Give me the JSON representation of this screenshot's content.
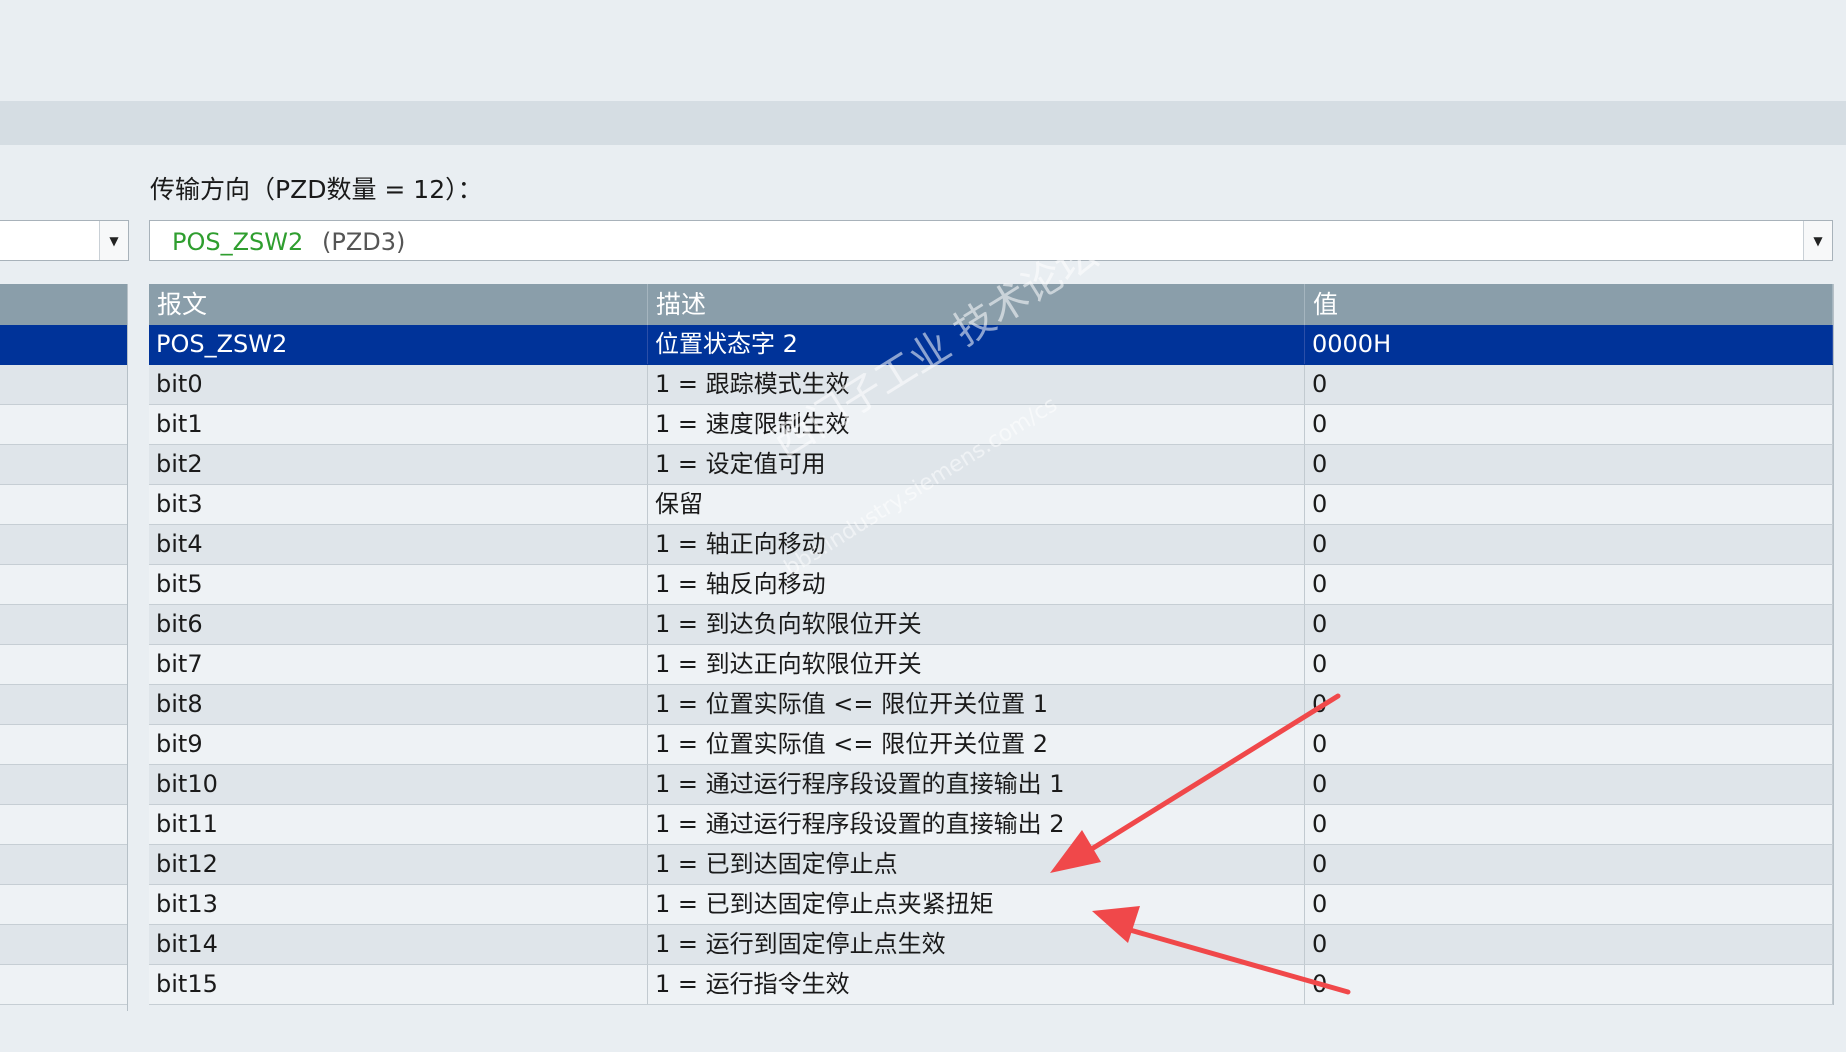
{
  "direction_label": "传输方向（PZD数量 = 12）：",
  "combo": {
    "selected_name": "POS_ZSW2",
    "selected_pzd": "(PZD3)"
  },
  "table": {
    "headers": [
      "报文",
      "描述",
      "值"
    ],
    "rows": [
      {
        "telegram": "POS_ZSW2",
        "description": "位置状态字 2",
        "value": "0000H",
        "selected": true
      },
      {
        "telegram": "bit0",
        "description": "1 = 跟踪模式生效",
        "value": "0"
      },
      {
        "telegram": "bit1",
        "description": "1 = 速度限制生效",
        "value": "0"
      },
      {
        "telegram": "bit2",
        "description": "1 = 设定值可用",
        "value": "0"
      },
      {
        "telegram": "bit3",
        "description": "保留",
        "value": "0"
      },
      {
        "telegram": "bit4",
        "description": "1 = 轴正向移动",
        "value": "0"
      },
      {
        "telegram": "bit5",
        "description": "1 = 轴反向移动",
        "value": "0"
      },
      {
        "telegram": "bit6",
        "description": "1 = 到达负向软限位开关",
        "value": "0"
      },
      {
        "telegram": "bit7",
        "description": "1 = 到达正向软限位开关",
        "value": "0"
      },
      {
        "telegram": "bit8",
        "description": "1 = 位置实际值 <= 限位开关位置 1",
        "value": "0"
      },
      {
        "telegram": "bit9",
        "description": "1 = 位置实际值 <= 限位开关位置 2",
        "value": "0"
      },
      {
        "telegram": "bit10",
        "description": "1 = 通过运行程序段设置的直接输出 1",
        "value": "0"
      },
      {
        "telegram": "bit11",
        "description": "1 = 通过运行程序段设置的直接输出 2",
        "value": "0"
      },
      {
        "telegram": "bit12",
        "description": "1 = 已到达固定停止点",
        "value": "0"
      },
      {
        "telegram": "bit13",
        "description": "1 = 已到达固定停止点夹紧扭矩",
        "value": "0"
      },
      {
        "telegram": "bit14",
        "description": "1 = 运行到固定停止点生效",
        "value": "0"
      },
      {
        "telegram": "bit15",
        "description": "1 = 运行指令生效",
        "value": "0"
      }
    ]
  },
  "watermark": {
    "line1": "西门子工业 技术论坛",
    "line2": "bbs.industry.siemens.com/cs"
  },
  "colors": {
    "header_bg": "#8a9eaa",
    "selected_row_bg": "#003399",
    "selected_name_text": "#2f9e2f",
    "annotation_arrow": "#f0484a"
  }
}
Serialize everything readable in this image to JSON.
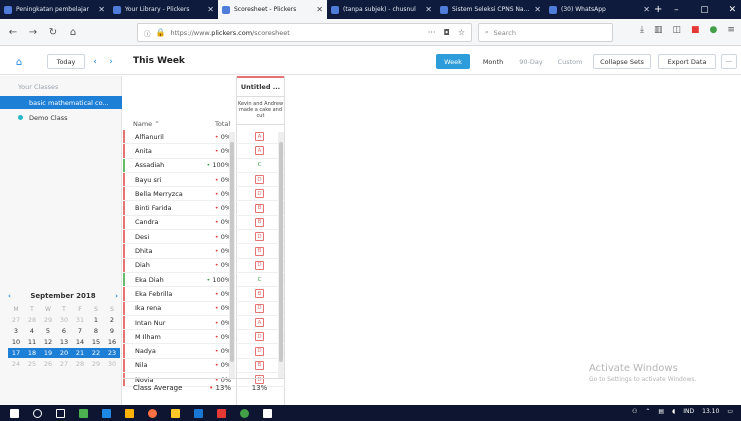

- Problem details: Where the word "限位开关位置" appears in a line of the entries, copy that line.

- Answer area:
        "description": "1 = 位置实际值 <= 限位开关位置 1",
        "description": "1 = 位置实际值 <= 限位开关位置 2",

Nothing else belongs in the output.